Conversations with Scripture: 2 Isaiah
sent me a copy of his new book:
Stephen L. Cook, Conversations with Scripture : 2 Isaiah
(Harrisburg, PA: Morehouse
It arrived yesterday, all nicely wrapped in Christmas paper. Thank you!
The arrangement is that I'll review the book here, since this is a blog and not a journal, I'll not compose one terse magisterial review but will post from time to time as I examine and reflect on the book...
So, First Impressions:
The book is a manageable-sized paper back, 150 pages of largish print, so suggests an easy read rather than a tome to plough. It belongs to a series Anglican Association of Biblical Scholars Study Series, and the blurb claims it offers a "uniquely Anglican Bible Study". That already grabs my attention, because I have been increasingly, recently, asking myself what might be distinctive about "Baptist" biblical hermeneutics (by which I mean not what real particular Baptists actually do, which is often just like what similar real Lutherans or Presbyterians actually do) but as an "ideal", so it may be interesting if I can capture from Stephen's study of 2 Isaiah something that is distinctly "Anglican".
Opening the work, the first thing I notice is a number of small sidebar explanations. Sometimes two per page are needed, sometimes several pages pass with none. They are usually only one sentence in length.

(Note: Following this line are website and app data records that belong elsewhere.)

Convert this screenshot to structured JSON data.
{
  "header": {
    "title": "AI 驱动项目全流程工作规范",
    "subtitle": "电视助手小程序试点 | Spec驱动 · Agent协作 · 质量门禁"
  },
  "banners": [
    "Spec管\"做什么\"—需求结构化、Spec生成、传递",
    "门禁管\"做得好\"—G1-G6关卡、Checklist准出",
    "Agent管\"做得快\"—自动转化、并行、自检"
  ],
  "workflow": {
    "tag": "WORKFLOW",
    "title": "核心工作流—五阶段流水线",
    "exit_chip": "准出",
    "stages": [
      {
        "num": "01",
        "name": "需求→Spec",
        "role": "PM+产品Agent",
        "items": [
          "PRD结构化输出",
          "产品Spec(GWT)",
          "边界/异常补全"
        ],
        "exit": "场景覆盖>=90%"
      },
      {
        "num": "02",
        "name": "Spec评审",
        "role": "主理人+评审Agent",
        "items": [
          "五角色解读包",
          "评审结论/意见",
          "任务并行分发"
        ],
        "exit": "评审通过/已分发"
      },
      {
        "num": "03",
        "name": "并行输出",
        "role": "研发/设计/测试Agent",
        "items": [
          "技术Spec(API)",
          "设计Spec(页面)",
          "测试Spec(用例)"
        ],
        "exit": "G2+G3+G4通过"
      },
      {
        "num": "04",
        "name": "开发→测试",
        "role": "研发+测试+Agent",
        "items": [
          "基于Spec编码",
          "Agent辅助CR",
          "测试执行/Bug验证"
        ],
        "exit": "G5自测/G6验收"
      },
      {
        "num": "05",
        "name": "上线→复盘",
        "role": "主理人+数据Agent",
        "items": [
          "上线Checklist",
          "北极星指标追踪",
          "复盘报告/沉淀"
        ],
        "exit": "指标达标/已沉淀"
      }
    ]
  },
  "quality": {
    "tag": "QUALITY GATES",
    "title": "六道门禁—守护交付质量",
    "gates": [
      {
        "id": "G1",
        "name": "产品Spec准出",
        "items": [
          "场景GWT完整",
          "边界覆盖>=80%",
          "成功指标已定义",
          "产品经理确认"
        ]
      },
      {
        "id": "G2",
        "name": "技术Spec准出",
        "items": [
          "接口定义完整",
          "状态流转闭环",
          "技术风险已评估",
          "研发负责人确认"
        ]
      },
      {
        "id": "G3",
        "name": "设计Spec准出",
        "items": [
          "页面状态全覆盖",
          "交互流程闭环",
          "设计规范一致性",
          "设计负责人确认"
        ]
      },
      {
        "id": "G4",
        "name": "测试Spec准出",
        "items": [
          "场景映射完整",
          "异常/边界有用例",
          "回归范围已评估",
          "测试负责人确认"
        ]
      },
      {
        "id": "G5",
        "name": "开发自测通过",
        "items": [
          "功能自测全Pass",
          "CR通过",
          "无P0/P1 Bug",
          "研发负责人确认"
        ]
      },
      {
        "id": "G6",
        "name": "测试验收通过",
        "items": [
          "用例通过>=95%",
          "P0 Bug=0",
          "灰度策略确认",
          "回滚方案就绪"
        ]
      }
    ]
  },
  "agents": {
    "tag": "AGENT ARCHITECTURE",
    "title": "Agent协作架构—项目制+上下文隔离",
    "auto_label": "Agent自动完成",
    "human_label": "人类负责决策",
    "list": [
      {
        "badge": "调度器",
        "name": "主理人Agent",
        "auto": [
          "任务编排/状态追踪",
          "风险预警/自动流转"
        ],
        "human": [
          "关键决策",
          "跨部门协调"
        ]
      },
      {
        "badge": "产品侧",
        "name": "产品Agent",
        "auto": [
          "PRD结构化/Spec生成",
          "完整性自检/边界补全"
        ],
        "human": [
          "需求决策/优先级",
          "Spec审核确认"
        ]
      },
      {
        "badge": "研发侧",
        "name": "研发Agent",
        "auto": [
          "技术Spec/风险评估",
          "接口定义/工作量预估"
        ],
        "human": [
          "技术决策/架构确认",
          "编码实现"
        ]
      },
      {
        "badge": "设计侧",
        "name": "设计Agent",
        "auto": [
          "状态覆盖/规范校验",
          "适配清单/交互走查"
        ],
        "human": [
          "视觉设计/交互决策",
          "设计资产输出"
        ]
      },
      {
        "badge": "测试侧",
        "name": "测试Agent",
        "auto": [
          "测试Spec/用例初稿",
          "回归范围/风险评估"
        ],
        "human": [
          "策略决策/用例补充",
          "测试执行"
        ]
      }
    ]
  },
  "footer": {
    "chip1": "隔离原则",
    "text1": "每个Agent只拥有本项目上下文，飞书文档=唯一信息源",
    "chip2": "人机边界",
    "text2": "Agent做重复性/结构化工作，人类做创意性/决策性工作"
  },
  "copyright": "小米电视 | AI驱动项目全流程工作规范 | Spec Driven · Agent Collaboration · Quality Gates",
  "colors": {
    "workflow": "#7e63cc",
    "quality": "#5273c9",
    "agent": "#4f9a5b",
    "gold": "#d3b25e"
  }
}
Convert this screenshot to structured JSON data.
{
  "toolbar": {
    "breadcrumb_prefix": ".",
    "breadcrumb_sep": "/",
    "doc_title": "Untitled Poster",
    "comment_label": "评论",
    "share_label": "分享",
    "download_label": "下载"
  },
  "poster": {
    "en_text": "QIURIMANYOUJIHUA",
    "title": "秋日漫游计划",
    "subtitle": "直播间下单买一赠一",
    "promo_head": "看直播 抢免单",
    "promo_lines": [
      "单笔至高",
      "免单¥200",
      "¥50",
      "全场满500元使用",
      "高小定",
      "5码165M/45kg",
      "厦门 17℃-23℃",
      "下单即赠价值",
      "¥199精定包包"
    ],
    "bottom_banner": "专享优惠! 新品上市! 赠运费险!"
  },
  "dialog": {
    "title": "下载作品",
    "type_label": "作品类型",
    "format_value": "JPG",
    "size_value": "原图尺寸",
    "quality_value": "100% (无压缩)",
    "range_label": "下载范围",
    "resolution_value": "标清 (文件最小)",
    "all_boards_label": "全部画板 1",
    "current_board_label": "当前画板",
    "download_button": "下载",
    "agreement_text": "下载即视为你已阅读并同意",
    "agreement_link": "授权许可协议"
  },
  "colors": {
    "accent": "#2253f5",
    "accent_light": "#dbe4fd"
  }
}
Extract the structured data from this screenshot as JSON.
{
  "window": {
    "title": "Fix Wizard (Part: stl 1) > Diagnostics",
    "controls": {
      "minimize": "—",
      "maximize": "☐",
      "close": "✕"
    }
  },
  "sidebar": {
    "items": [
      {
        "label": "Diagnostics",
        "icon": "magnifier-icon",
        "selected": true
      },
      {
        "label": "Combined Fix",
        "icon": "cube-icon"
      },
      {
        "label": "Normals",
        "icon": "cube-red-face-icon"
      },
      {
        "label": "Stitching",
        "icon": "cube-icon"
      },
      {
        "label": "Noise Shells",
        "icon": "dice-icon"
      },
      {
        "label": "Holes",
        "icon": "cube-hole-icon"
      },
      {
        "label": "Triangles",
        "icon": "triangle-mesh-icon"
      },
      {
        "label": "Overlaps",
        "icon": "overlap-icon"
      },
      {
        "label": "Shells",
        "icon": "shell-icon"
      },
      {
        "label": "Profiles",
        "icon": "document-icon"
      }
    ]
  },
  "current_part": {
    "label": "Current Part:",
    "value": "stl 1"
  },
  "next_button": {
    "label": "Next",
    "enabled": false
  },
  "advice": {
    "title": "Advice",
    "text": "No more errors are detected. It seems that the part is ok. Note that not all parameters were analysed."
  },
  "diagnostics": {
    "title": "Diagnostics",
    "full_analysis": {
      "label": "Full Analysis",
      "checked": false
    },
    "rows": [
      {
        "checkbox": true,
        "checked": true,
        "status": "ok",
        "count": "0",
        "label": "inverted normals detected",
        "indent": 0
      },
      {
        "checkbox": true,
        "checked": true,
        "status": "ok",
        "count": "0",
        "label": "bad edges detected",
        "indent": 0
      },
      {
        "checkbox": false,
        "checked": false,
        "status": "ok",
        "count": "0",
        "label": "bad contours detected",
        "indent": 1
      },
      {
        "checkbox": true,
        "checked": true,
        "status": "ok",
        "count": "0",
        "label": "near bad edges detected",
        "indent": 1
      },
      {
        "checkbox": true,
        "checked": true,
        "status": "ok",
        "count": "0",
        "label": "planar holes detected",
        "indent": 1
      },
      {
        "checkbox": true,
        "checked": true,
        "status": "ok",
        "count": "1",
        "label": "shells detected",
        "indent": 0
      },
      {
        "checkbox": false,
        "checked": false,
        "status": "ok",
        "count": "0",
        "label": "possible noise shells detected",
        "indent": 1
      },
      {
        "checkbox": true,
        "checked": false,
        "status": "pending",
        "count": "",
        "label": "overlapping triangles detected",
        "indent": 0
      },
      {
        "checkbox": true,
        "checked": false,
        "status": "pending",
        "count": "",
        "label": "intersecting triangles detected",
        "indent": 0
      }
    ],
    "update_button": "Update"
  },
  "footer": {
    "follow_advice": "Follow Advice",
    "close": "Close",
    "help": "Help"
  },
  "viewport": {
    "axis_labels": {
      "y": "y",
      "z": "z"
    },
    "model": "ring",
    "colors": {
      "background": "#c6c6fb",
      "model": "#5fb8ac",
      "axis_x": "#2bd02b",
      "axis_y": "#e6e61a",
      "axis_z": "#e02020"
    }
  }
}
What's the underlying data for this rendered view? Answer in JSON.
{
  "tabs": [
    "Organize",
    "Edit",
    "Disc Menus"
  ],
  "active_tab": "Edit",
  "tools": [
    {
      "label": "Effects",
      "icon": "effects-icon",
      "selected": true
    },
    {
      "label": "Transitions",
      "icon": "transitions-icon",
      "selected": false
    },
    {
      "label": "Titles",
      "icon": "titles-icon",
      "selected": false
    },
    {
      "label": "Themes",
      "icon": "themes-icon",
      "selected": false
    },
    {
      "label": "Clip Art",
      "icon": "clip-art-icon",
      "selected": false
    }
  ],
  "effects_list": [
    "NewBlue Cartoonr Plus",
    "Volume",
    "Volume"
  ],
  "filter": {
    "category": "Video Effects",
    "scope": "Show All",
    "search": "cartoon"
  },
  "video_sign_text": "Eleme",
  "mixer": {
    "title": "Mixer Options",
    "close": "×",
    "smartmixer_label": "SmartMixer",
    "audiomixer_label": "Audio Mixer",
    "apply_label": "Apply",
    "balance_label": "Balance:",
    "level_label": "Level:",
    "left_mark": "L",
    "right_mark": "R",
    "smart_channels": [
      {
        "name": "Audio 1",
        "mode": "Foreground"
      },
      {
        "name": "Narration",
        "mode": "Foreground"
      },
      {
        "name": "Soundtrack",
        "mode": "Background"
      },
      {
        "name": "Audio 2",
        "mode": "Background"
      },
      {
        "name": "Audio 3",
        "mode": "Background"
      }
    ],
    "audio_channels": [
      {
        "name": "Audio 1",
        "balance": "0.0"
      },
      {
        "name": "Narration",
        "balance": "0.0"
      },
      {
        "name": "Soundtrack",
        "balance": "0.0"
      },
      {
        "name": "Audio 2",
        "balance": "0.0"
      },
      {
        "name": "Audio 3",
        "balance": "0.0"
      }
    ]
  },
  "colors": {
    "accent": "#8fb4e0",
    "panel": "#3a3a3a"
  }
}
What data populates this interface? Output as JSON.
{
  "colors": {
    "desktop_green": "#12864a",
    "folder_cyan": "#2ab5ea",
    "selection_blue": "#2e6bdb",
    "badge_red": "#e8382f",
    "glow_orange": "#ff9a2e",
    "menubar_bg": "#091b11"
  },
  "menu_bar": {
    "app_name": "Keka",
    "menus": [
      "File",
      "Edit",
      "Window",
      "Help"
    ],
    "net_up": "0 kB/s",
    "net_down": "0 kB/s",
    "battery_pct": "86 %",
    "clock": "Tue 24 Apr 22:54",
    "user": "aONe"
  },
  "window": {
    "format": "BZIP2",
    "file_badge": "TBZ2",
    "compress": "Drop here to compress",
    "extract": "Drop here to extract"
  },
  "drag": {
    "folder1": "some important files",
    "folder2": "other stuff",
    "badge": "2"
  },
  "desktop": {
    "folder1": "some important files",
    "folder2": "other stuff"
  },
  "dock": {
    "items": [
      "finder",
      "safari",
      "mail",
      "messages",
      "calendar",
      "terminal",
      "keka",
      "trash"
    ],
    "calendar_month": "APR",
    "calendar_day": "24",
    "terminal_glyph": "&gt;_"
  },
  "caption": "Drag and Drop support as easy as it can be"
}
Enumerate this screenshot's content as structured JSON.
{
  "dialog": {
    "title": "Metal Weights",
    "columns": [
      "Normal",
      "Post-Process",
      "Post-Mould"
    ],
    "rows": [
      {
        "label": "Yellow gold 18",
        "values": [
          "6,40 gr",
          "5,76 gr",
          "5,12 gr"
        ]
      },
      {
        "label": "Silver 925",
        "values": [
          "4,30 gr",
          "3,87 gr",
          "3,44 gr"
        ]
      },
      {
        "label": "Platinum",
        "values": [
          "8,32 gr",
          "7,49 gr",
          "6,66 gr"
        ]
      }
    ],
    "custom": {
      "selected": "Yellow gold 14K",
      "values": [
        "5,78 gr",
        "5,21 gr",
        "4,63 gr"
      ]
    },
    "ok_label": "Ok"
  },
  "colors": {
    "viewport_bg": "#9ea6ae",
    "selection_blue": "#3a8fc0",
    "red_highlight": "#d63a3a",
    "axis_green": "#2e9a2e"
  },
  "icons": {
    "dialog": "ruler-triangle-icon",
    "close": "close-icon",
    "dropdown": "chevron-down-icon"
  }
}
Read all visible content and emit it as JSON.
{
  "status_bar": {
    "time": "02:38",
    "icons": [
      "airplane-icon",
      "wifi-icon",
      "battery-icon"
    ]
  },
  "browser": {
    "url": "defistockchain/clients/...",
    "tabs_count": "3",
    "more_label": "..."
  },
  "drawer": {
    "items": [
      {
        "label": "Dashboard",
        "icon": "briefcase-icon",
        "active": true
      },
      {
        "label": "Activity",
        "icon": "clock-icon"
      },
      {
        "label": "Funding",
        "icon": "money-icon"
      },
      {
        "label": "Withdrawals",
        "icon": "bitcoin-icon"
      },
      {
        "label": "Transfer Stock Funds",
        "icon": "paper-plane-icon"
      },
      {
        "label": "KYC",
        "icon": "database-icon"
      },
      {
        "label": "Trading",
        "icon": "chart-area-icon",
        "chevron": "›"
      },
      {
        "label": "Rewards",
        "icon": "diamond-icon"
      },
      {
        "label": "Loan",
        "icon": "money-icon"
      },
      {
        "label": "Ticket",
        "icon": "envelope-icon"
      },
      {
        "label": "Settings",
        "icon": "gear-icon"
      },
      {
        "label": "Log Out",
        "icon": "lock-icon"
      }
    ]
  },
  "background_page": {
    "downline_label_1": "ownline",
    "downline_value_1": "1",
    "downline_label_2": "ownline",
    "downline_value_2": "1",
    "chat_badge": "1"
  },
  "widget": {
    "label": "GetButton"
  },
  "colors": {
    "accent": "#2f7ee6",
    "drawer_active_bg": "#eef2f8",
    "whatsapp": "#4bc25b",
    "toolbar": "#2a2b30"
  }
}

This is a useful way to explain terms, introduce people... that mimics one property of hypertext - I'm a great fan of sidebars!
The chapter titles too, on the contents page, have me hooked:
- Second Isaiah and the Theology of Reverence
- The Inscrutability of God in 2 Isaiah
- Reverence and the Collapse of Pride and Ignorance
- Servanthood and the Exuberance of the Holy
- Atonement and Exuberance
- The Majesty of Servanthood
Each of these draws me in, I'd happily begin with any of them. (Actually I'll probably be a "good boy" and start at the beginning - most untypically - but who could resist a theological work with "exuberance" in the title?)
There are endnotes
(works aimed at a broader readership eschew footnotes) but only a dozen or so per chapter (so looking them up will not be a great hardship).
Stephen's writing is clear and uses mainly short sentences, and I quickly (while dipping here and there) found examples that provoke:
- "The poem presents a scandalous God. This God is out to disorient people, defy their logic, and make their knees shake". (29) Don't you want to know which poem? Or do you, without looking at Stephen's book, know already?
- "We simply cannot revere that which is enslaved to our interests, a puppet-god that we manipulate through our prayers and our behavior." (20, sidebar) Nice terse phrasing presents an old truth in a fresh way.
That's enough for today, now I must start writing that article... and tidying the study :(
Labels: bible, biblical.studies, book, hypertext, isaiah